Publisher: Acta Neurol Scand
Abstract: Objective: Blepharoclonus (BLC) denotes large amplitude, involuntary
tremors of the orbicularis oculi muscles, observed during gentle closure of the eyelids.
BLC may follow major head trauma. Four patients with Armold-Chiari malformation
(ACM) and BLC are described. Conclusion: BLC is an underdiagnosed neuroophthalmological
sign of ACM.

Title: Tretinoin Pre-Treatment but not Direct Treatment Shows a Beneficial Effect of
Wound Healing in Diabetic Mice

Authors: Hans W, Ghermai U, Gosslar A, Bittner M, Furst A, Jacob K, Mesterma S,
Goppelt A
Date: September 2004
Publisher: European Society for Dermatological Research
Abstract: (condensed): There is circumstantial evidence that topical pre-treatment with tretinoin (all-trans retinoic acid) might improve the healing of human ulcers. Especially in diabetic patients with long lasting ulcers the delayed healing process is a persistent problem. We investigated and compared the effect of tretinoin pre-treatment and direct on impaired wounds in genetically diabetic mice. Wounds of db/db mice display delayed wound healing due to lessened wound contraction and delayed granulation tissue formation. We learned that the beneficial effect of tretinoin can be offset by the irritation caused by the retinoid and that when treatment and wounding start at the same time, positive effects, like thickening of skin, increase of collagen and wound contraction, set in too late to be beneficial in this wound healing model. In conclusion, the incisional wound healing model with pre-treatment of the skin of db/db mice can be used to investigate the effects on tensile strength of retinoids and their derivatives, of which those lacking the extremely irritating properties of retinoin would get the most promising drug candidates for ulcers that are often observed in diabetic patients.

Title: Brittle Cornea Syndrome and its Delineation from the kyphoscoliotic type of
Ehlers-Danlos Syndrome (EDS VI): report on 23 patients and review of the literature.

Authors: Al-Hussain H, Zeisberger SM, Huber PR, Giunta C, Steinmann B
Date: January 2004
Publisher: American Journal of Genetics
Abstract: The brittle cornea syndrome (BCS) is a generalized connective tissue disorder characterized by corneal rupture following only minor trauma, keratoconus or keratoglobus, blue sclerae, hyperelasticity of the skin without execessive fragility, and hypermobility of the joints. Because of the similarities between the BCS and the kyphoscoliotic type of the Ehlers-Danlos syndrome (EDS VI), both disorders tend to have been confounded. Here, we show that all of our BCS patients tested in this regard had biochemical findings reflective of normal activity, of lysyl hydroxylase, characteristically deficient in EDS VI, such as normal urinary total pyridinoline ratios and/or normal electrophoretic migration of collagen chains produced by dermal fibroblasts. The BCS is, therefore, an entity distinct from the kyphoscoliotic type of EDS, which has a much poorer prognosis.

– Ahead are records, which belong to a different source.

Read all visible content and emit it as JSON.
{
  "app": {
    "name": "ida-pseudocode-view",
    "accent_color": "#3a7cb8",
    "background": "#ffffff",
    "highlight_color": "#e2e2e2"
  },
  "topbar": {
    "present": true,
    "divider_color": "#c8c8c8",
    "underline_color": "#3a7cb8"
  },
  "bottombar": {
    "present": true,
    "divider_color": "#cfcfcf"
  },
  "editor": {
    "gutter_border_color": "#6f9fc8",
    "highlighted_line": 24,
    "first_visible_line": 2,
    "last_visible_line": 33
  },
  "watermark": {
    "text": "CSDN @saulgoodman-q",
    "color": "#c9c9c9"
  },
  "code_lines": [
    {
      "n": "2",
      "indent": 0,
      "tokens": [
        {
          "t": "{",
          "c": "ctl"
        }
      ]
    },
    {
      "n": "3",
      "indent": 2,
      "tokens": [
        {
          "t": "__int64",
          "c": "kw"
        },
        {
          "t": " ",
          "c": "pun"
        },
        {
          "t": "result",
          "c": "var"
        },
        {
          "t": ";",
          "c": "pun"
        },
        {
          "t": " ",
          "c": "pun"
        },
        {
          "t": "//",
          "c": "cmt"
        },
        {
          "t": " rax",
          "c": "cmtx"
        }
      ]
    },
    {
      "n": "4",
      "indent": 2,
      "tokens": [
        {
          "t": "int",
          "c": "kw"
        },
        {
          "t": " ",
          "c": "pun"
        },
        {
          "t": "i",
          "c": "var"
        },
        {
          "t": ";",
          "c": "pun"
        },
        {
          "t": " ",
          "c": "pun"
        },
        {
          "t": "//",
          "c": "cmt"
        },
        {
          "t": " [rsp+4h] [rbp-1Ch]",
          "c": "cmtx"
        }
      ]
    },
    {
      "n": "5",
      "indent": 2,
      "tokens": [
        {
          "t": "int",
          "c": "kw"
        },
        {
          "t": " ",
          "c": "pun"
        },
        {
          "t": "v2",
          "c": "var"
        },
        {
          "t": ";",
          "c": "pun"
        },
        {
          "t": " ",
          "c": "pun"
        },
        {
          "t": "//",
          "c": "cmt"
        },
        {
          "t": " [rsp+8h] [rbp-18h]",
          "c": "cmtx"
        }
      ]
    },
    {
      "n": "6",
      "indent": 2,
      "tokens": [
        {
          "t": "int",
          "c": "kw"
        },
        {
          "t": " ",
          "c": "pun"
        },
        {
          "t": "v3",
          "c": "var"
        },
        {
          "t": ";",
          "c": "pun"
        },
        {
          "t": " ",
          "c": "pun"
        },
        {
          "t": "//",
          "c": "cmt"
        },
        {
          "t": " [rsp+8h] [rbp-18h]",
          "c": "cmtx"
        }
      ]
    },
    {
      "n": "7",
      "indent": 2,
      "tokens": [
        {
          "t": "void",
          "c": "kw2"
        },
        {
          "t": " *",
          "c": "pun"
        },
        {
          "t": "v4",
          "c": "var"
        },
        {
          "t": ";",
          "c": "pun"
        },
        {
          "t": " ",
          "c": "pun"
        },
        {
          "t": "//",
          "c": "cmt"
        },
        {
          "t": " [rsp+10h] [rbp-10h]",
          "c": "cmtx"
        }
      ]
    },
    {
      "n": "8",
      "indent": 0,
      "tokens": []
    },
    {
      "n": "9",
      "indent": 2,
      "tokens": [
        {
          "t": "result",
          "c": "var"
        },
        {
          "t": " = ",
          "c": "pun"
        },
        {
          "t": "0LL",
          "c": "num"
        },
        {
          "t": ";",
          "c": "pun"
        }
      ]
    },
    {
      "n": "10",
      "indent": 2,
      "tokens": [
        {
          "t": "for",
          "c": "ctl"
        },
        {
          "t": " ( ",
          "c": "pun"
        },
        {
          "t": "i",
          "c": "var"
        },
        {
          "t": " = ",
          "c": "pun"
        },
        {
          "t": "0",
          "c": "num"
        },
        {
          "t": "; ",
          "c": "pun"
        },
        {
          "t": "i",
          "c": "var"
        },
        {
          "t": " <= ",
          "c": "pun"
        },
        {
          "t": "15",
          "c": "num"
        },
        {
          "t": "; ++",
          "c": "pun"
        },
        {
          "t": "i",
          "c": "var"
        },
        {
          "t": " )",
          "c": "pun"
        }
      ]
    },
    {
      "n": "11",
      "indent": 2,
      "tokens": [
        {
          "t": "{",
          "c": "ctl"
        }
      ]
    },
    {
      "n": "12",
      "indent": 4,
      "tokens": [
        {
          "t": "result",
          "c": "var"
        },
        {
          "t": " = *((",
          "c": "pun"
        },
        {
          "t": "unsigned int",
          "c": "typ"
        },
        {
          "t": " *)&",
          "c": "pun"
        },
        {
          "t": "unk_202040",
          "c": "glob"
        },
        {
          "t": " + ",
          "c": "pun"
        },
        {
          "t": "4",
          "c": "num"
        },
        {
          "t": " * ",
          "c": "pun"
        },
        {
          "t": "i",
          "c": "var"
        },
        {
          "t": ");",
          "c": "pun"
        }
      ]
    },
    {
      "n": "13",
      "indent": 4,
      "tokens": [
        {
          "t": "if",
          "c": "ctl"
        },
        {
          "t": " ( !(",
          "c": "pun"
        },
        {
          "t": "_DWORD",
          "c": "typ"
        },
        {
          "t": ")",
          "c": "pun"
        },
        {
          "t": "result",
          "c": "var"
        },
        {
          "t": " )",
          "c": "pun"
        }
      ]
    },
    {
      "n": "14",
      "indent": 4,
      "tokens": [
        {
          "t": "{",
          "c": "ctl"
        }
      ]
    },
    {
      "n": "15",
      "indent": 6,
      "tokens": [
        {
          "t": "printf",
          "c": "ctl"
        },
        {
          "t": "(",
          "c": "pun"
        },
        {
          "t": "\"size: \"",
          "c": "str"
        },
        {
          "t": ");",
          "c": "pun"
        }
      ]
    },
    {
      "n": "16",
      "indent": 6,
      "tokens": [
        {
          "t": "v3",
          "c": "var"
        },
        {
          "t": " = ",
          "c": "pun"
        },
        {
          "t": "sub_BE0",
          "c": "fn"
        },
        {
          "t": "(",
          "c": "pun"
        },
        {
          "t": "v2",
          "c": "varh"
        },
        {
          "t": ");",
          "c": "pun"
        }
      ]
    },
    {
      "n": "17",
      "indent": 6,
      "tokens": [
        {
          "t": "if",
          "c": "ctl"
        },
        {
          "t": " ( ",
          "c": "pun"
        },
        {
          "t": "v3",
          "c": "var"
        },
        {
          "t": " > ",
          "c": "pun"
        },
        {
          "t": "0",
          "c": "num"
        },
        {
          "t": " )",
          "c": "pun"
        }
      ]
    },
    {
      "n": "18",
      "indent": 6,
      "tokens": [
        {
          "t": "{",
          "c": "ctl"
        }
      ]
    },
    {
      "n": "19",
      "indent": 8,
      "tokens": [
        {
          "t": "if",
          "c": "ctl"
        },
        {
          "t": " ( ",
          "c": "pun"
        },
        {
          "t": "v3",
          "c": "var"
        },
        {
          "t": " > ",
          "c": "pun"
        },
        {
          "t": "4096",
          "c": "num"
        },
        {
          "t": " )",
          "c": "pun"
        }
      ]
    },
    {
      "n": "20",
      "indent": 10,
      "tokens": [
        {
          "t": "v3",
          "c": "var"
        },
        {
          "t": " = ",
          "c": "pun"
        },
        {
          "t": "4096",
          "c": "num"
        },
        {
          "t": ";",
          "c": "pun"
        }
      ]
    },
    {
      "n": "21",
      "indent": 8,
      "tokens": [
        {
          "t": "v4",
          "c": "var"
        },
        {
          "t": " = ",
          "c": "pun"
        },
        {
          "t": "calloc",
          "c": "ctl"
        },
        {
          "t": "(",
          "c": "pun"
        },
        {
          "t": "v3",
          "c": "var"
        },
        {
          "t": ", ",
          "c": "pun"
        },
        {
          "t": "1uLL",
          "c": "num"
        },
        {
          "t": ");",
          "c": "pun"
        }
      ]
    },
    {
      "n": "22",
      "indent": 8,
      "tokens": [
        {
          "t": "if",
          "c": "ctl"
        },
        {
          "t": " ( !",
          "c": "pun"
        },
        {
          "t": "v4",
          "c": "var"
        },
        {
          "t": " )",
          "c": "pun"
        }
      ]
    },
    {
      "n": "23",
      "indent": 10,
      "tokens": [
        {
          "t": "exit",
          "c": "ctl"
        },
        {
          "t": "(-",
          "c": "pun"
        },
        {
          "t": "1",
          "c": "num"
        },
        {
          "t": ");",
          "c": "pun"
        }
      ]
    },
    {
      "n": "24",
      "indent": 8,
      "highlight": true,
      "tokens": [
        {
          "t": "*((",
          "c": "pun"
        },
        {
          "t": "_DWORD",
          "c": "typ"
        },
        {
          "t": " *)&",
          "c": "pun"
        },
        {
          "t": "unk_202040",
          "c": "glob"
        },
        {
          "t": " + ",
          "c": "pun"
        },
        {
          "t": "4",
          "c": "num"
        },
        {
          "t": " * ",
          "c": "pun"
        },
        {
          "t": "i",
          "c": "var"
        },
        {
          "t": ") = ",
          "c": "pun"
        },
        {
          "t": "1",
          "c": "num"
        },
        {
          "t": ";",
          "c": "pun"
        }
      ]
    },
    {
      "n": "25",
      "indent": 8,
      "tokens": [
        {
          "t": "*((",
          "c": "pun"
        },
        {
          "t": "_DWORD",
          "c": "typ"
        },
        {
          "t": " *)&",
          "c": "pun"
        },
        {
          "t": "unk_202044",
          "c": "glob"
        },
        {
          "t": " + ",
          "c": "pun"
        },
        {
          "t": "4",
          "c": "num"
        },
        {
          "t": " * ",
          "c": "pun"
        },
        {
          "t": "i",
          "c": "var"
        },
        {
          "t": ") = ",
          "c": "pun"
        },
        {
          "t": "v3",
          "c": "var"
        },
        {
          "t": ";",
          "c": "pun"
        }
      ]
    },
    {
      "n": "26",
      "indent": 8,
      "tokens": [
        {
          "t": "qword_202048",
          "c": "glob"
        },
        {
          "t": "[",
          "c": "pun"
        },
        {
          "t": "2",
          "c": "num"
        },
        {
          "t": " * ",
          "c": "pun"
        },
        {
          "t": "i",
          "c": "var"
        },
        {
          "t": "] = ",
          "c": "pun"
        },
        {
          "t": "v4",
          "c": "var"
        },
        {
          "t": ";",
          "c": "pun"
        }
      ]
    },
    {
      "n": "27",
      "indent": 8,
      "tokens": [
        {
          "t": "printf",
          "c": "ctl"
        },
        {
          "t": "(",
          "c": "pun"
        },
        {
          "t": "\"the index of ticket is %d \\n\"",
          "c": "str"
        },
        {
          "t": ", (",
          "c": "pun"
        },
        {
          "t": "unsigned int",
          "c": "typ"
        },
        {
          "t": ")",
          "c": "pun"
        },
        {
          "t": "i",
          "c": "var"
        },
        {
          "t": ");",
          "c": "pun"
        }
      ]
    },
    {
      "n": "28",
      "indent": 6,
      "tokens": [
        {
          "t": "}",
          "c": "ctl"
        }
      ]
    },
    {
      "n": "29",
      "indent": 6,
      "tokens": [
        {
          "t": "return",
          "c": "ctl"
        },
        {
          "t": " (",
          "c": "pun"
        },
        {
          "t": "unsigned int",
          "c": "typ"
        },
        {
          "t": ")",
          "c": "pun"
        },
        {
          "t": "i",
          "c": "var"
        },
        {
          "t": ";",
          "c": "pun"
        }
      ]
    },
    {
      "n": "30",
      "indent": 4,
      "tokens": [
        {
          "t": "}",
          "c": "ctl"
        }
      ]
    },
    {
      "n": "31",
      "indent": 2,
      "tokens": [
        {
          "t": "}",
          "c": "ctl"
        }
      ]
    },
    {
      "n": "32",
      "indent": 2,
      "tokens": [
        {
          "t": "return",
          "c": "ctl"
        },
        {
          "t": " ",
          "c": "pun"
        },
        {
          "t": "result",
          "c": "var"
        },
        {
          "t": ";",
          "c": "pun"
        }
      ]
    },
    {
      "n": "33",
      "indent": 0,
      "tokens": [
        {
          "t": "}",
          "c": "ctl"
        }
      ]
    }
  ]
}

Title: Effectiveness of short-contact topical tretinoin in promoting wound healing in
db/db mice.

Authors: Toyama T, Ohura N, Kurita M, Momosawa A, Haril K
Date: 2006
Publisher: Taylor & Francis, Basingstoke, Royaume-uni
Scandinavian Journal of Plastic and Reconstructive Surgery and Hand Surgery.
Abstract: We have investigated the effects of short-contact topical application of tretinoin using 16 male db/db mice by creating two full-thickness wounds on the skin of the back. A 0.1% tretinoin aqueous gel was applied to one wound for five minutes daily for five successive days while only aqueous gel was applied to the other (control). The mean (SD) percentage surface area unhealed before and after treatment were 0.88 (o.3) and 0.64 (0.15). In tretinoin-treated mice and non-treated mice (controls), the mean (SD) thicknesses of granulation were 1,383 (697) micrometers and 683 (413 micrometers), the density of capillary vessels in granulation was 12.2 (5.5%) and 5.7(3.9%), respectively. Differences between the two groups were significant for each variable. Wound healing was accelerated with short-contact topical application of tretinoin in db/db mice.

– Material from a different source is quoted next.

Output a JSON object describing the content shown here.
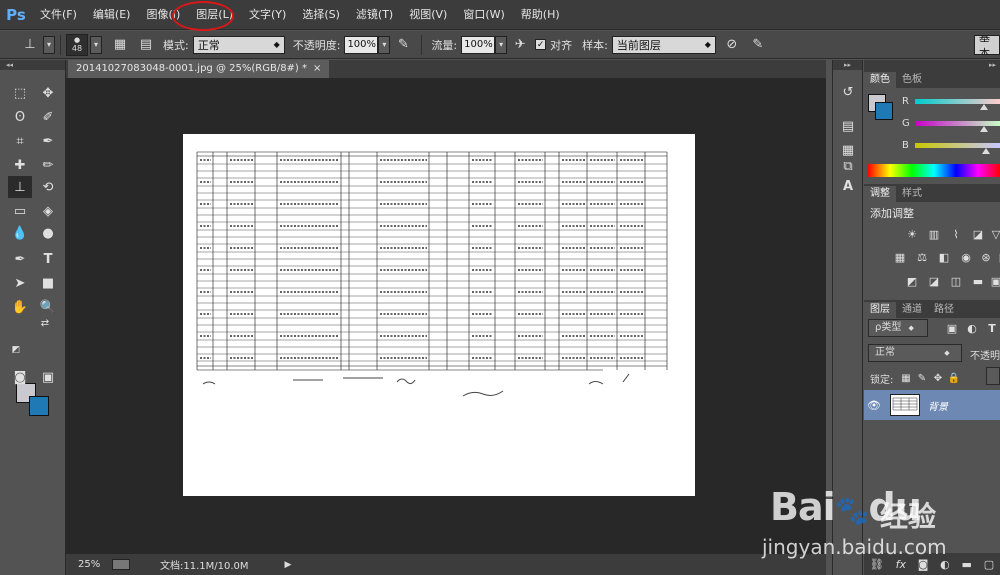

Download (PDF): Handout for Your Eye Doctor: Eye Care for Patients with Ehlers-Danlos